##### EXCERPTED RECORDS #####

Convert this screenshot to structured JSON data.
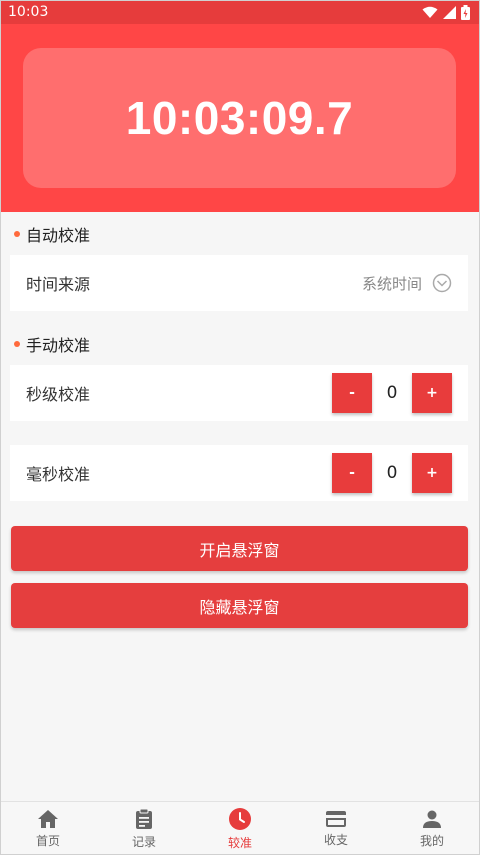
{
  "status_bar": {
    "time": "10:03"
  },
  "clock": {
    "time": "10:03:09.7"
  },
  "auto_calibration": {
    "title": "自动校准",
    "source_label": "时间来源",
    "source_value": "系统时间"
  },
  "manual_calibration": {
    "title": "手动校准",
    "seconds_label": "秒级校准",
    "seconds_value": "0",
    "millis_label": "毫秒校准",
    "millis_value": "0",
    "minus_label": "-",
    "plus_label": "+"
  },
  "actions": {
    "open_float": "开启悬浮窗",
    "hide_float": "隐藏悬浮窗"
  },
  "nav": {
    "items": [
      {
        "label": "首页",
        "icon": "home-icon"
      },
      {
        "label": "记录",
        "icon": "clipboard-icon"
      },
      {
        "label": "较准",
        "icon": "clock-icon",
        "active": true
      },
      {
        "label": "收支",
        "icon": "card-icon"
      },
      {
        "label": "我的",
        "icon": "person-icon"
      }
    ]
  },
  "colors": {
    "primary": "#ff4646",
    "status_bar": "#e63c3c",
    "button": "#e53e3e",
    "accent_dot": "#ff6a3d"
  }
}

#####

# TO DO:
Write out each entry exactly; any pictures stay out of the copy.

# EXERCISE ANSWER:
Convert this screenshot to structured JSON data.
{
  "status_bar": {
    "time": "10:03"
  },
  "clock": {
    "time": "10:03:09.7"
  },
  "auto_calibration": {
    "title": "自动校准",
    "source_label": "时间来源",
    "source_value": "系统时间"
  },
  "manual_calibration": {
    "title": "手动校准",
    "seconds_label": "秒级校准",
    "seconds_value": "0",
    "millis_label": "毫秒校准",
    "millis_value": "0",
    "minus_label": "-",
    "plus_label": "+"
  },
  "actions": {
    "open_float": "开启悬浮窗",
    "hide_float": "隐藏悬浮窗"
  },
  "nav": {
    "items": [
      {
        "label": "首页",
        "icon": "home-icon"
      },
      {
        "label": "记录",
        "icon": "clipboard-icon"
      },
      {
        "label": "较准",
        "icon": "clock-icon",
        "active": true
      },
      {
        "label": "收支",
        "icon": "card-icon"
      },
      {
        "label": "我的",
        "icon": "person-icon"
      }
    ]
  },
  "colors": {
    "primary": "#ff4646",
    "status_bar": "#e63c3c",
    "button": "#e53e3e",
    "accent_dot": "#ff6a3d"
  }
}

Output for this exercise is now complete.